++++ Data records

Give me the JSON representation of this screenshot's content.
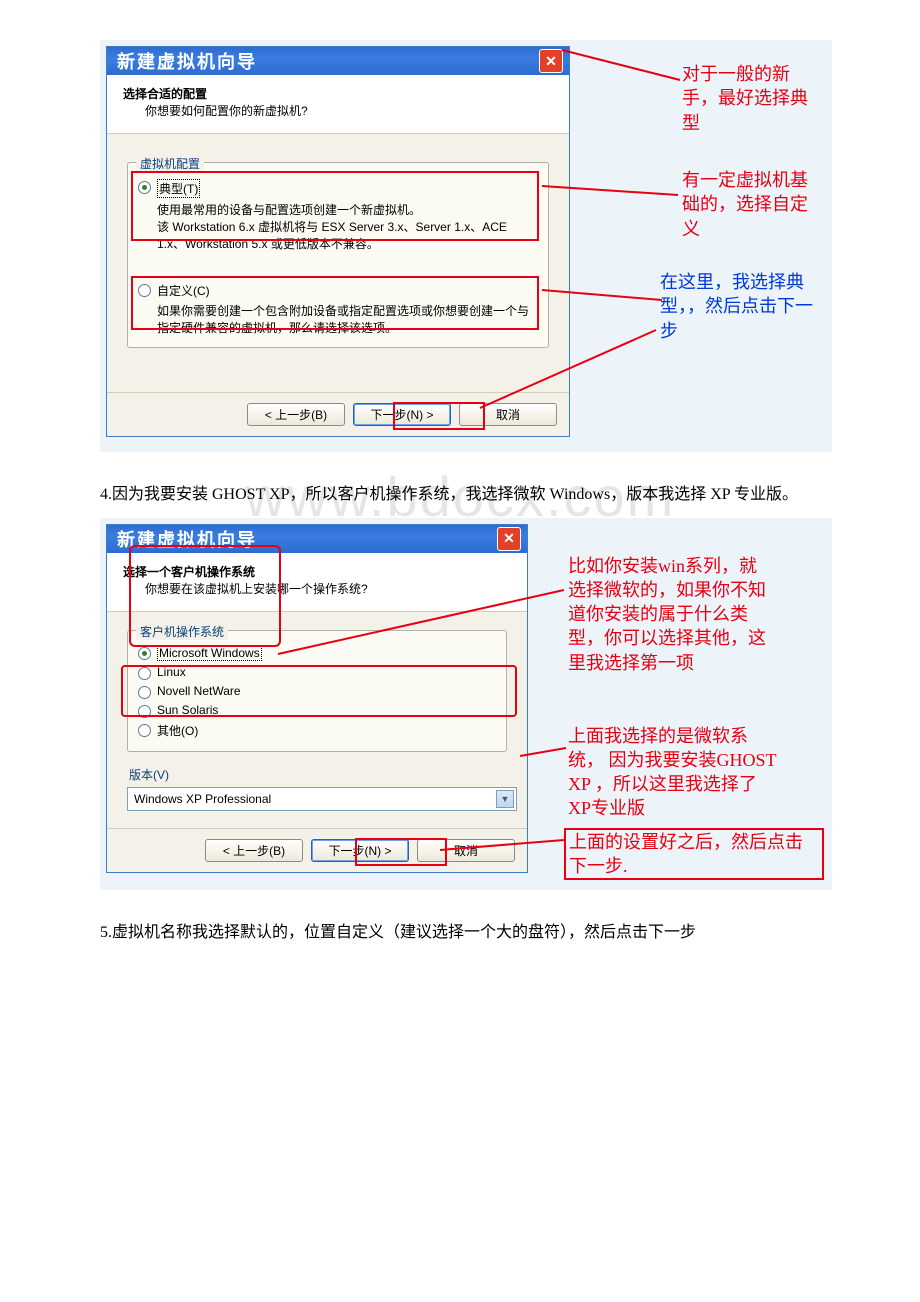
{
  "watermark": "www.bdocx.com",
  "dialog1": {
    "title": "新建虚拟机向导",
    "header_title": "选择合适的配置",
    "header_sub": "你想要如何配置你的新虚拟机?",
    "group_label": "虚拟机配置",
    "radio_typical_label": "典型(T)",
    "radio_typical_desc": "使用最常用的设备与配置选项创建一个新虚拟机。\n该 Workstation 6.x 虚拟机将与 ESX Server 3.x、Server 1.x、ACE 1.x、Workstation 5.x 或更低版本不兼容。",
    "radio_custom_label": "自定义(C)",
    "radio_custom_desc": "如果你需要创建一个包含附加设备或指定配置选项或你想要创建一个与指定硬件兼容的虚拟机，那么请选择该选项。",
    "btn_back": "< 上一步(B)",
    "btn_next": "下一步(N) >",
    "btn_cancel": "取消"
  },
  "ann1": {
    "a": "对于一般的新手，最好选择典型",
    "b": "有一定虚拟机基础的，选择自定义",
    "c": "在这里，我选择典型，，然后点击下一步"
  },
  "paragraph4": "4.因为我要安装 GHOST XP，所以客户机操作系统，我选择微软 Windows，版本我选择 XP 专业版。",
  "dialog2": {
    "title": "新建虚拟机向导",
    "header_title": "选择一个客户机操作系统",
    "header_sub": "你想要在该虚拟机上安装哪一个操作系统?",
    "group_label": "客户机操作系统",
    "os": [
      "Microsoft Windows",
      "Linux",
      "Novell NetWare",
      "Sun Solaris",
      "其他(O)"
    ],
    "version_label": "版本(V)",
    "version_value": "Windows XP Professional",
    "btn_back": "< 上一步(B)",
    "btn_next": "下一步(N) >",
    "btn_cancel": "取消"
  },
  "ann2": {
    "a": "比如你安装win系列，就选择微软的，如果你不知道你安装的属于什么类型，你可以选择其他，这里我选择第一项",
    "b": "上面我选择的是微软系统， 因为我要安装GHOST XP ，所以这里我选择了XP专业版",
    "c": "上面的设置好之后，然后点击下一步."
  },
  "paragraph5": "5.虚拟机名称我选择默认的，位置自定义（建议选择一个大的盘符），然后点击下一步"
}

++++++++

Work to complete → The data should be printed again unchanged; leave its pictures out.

Solution for this exercise →
Give me the JSON representation of this screenshot's content.
{
  "watermark": "www.bdocx.com",
  "dialog1": {
    "title": "新建虚拟机向导",
    "header_title": "选择合适的配置",
    "header_sub": "你想要如何配置你的新虚拟机?",
    "group_label": "虚拟机配置",
    "radio_typical_label": "典型(T)",
    "radio_typical_desc": "使用最常用的设备与配置选项创建一个新虚拟机。\n该 Workstation 6.x 虚拟机将与 ESX Server 3.x、Server 1.x、ACE 1.x、Workstation 5.x 或更低版本不兼容。",
    "radio_custom_label": "自定义(C)",
    "radio_custom_desc": "如果你需要创建一个包含附加设备或指定配置选项或你想要创建一个与指定硬件兼容的虚拟机，那么请选择该选项。",
    "btn_back": "< 上一步(B)",
    "btn_next": "下一步(N) >",
    "btn_cancel": "取消"
  },
  "ann1": {
    "a": "对于一般的新手，最好选择典型",
    "b": "有一定虚拟机基础的，选择自定义",
    "c": "在这里，我选择典型，，然后点击下一步"
  },
  "paragraph4": "4.因为我要安装 GHOST XP，所以客户机操作系统，我选择微软 Windows，版本我选择 XP 专业版。",
  "dialog2": {
    "title": "新建虚拟机向导",
    "header_title": "选择一个客户机操作系统",
    "header_sub": "你想要在该虚拟机上安装哪一个操作系统?",
    "group_label": "客户机操作系统",
    "os": [
      "Microsoft Windows",
      "Linux",
      "Novell NetWare",
      "Sun Solaris",
      "其他(O)"
    ],
    "version_label": "版本(V)",
    "version_value": "Windows XP Professional",
    "btn_back": "< 上一步(B)",
    "btn_next": "下一步(N) >",
    "btn_cancel": "取消"
  },
  "ann2": {
    "a": "比如你安装win系列，就选择微软的，如果你不知道你安装的属于什么类型，你可以选择其他，这里我选择第一项",
    "b": "上面我选择的是微软系统， 因为我要安装GHOST XP ，所以这里我选择了XP专业版",
    "c": "上面的设置好之后，然后点击下一步."
  },
  "paragraph5": "5.虚拟机名称我选择默认的，位置自定义（建议选择一个大的盘符），然后点击下一步"
}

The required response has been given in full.